Mayor Simon Murray discusses emergency level 5 water restrictions for Guyra

Emergency Level 5 water restrictions begin for Guyra next week

Drought-afflicted Guyra will go onto Level 5 water restrictions on Monday, as the dam levels sink towards 20 per cent.

"The move to Level 5 is an emergency measure until the Malpas Dam to Guyra pipeline is completed and operational," mayor Simon Murray said.

Businesses will further reduce water use. The general public will be unaffected, Cr Murray said.

This is the latest measure to secure the town's water supply before it runs out in August.


Council staff will determine restrictions on a case-by-case basis. They will visit businesses that use water, and discuss how they can reduce their water consumption.

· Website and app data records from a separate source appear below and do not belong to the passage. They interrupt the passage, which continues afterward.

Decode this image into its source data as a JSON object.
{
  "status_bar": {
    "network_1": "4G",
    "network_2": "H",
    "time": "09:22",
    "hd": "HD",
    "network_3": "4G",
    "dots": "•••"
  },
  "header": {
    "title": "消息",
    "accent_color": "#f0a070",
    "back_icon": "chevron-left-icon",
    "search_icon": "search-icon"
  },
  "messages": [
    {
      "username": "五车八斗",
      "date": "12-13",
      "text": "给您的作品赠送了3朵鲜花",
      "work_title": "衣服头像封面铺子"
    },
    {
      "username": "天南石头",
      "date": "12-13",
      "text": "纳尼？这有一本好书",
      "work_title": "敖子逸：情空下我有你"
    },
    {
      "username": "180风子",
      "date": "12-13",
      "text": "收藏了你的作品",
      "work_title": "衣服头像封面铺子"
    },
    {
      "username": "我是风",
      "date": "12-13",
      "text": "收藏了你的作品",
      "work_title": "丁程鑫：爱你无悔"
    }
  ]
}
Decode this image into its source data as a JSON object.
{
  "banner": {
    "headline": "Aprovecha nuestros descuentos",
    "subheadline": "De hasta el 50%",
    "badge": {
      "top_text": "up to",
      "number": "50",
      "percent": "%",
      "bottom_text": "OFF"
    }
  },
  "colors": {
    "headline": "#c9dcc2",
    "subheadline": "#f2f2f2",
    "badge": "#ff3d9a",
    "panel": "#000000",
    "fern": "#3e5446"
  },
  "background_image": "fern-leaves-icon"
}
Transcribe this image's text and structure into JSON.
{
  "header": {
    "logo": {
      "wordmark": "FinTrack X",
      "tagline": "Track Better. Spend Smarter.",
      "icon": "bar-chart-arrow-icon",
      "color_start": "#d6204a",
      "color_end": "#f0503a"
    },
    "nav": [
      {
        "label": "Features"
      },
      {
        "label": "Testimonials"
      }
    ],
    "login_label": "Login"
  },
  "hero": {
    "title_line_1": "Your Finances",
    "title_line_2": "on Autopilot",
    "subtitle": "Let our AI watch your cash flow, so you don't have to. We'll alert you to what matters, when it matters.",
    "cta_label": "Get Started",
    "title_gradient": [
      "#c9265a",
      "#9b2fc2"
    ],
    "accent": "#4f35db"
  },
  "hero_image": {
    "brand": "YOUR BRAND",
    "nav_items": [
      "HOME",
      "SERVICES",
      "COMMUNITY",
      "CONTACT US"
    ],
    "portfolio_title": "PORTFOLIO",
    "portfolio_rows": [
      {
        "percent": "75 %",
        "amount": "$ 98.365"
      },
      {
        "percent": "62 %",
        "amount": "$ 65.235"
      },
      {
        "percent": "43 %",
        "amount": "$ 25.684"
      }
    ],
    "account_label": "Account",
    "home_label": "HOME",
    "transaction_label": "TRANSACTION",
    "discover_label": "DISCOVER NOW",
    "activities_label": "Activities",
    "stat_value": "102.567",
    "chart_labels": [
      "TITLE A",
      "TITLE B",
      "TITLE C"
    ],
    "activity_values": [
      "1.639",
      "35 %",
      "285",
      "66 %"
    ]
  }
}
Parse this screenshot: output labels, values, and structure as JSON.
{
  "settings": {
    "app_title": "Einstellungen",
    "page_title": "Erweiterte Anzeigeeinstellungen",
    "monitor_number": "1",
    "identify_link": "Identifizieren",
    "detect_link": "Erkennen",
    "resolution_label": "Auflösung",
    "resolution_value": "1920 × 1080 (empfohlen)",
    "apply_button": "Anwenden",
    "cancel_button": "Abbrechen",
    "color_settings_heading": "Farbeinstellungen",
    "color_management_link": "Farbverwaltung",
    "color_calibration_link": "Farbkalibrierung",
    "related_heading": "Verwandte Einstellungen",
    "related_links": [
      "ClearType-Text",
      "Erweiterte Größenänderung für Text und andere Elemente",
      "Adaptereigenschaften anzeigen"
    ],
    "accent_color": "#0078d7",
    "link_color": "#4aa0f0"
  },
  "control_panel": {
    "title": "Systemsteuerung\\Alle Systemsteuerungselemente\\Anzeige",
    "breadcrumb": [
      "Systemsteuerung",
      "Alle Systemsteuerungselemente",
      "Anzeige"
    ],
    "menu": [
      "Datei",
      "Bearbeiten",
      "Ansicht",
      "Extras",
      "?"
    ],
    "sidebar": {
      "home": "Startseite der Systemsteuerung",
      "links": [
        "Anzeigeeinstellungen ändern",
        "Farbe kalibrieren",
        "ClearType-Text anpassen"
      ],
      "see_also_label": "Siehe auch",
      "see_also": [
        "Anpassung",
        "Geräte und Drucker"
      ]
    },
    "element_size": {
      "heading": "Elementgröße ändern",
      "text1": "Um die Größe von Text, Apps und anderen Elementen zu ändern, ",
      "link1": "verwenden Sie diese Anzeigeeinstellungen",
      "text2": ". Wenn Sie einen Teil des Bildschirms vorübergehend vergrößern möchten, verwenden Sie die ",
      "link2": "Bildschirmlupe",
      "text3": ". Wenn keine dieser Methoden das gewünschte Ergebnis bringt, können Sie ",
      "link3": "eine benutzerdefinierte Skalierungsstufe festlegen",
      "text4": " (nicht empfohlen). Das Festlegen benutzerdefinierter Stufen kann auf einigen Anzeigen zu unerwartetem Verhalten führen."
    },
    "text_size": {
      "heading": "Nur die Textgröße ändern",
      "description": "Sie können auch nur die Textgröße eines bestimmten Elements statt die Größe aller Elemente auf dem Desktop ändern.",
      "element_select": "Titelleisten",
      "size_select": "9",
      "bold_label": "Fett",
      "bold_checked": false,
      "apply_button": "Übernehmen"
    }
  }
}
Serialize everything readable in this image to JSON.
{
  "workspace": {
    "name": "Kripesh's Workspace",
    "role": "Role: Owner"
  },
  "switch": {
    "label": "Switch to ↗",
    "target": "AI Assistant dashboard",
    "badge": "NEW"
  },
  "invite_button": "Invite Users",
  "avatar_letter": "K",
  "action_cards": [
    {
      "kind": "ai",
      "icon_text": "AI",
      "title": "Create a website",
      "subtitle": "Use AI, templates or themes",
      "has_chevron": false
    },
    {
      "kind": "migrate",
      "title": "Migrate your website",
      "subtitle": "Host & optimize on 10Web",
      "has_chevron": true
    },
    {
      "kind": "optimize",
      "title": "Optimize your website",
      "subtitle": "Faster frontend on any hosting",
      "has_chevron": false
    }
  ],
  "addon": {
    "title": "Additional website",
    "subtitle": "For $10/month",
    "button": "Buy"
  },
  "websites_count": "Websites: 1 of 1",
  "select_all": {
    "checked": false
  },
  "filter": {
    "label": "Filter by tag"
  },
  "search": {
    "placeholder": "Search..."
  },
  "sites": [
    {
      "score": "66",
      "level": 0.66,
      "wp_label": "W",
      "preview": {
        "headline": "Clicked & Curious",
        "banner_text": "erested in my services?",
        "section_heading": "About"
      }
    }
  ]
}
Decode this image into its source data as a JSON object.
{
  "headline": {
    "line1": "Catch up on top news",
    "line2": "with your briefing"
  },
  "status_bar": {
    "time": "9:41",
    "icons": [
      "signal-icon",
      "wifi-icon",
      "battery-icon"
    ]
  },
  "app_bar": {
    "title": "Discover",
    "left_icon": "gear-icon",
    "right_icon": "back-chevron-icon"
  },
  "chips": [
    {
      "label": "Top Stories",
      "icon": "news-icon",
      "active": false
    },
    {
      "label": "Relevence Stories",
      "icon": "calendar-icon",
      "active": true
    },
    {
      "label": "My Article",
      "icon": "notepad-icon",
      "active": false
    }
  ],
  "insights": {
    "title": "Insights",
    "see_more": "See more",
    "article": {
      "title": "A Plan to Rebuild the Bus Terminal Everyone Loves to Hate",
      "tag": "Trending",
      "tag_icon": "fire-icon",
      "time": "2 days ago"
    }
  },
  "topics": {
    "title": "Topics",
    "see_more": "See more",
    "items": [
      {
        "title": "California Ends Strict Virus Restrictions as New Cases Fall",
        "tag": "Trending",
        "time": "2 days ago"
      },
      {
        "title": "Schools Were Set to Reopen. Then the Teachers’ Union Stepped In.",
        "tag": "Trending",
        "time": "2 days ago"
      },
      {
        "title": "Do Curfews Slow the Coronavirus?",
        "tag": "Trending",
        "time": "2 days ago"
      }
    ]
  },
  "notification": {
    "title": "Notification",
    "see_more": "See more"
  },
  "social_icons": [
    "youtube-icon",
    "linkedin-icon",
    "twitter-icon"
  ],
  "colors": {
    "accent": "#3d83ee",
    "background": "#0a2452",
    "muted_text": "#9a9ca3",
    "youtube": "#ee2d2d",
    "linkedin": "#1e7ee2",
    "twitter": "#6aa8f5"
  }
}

Construction and horticultural businesses (including the Costa tomato farm) have already reduced water consumption by more than 60 per cent.

"Council is very conscious that some businesses may have to temporarily stop some activities," Cr Murray said.

These restrictions only affect businesses, and not the wider populace.

"There's no impact on residents," Cr Murray said. "The community won't see any difference. It's purely businesses who will feel it."

Only Guyra, not Armidale, will go onto Level 5. The fear, Cr Murray explained, was that the water quality in the Guyra reservoir would deteriorate, therefore requirements for treating it would increase.

"While there may be 20 per cent there, we may be able only to utilise another five per cent."

The Malpas to Guyra pipeline had been fast-tracked for completion in August. "Pipeline constructors know the situation we're in, and they're going as fast they can," he said.

Council were considering deepening Guyra Dam, and raising the dam wall, Cr Murray said, but getting water to Guyra now was a priority. Water planning staff were focused on maintaining water levels and planning water restrictions.

To deepen the dam, council would also have to deal with copper sulphate used to control blue-green algae. The corrosive chemical, harmful to humans, had settled in the sediment. Council and the NSW Environment Protection Authority were investigating, but Cr Murray did not know when they would be able to act.

In the meantime, SRH Milk Haulage are delivering 26 megalitres of water from Armidale to the Guyra Water Treatment Plant. The state government provided $820,000 to cover the cost, Northern Tablelands MP Adam Marshall announced on Monday.

Council have also contracted a specialist to identify hidden leaks in Guyra's 49 km treated water network.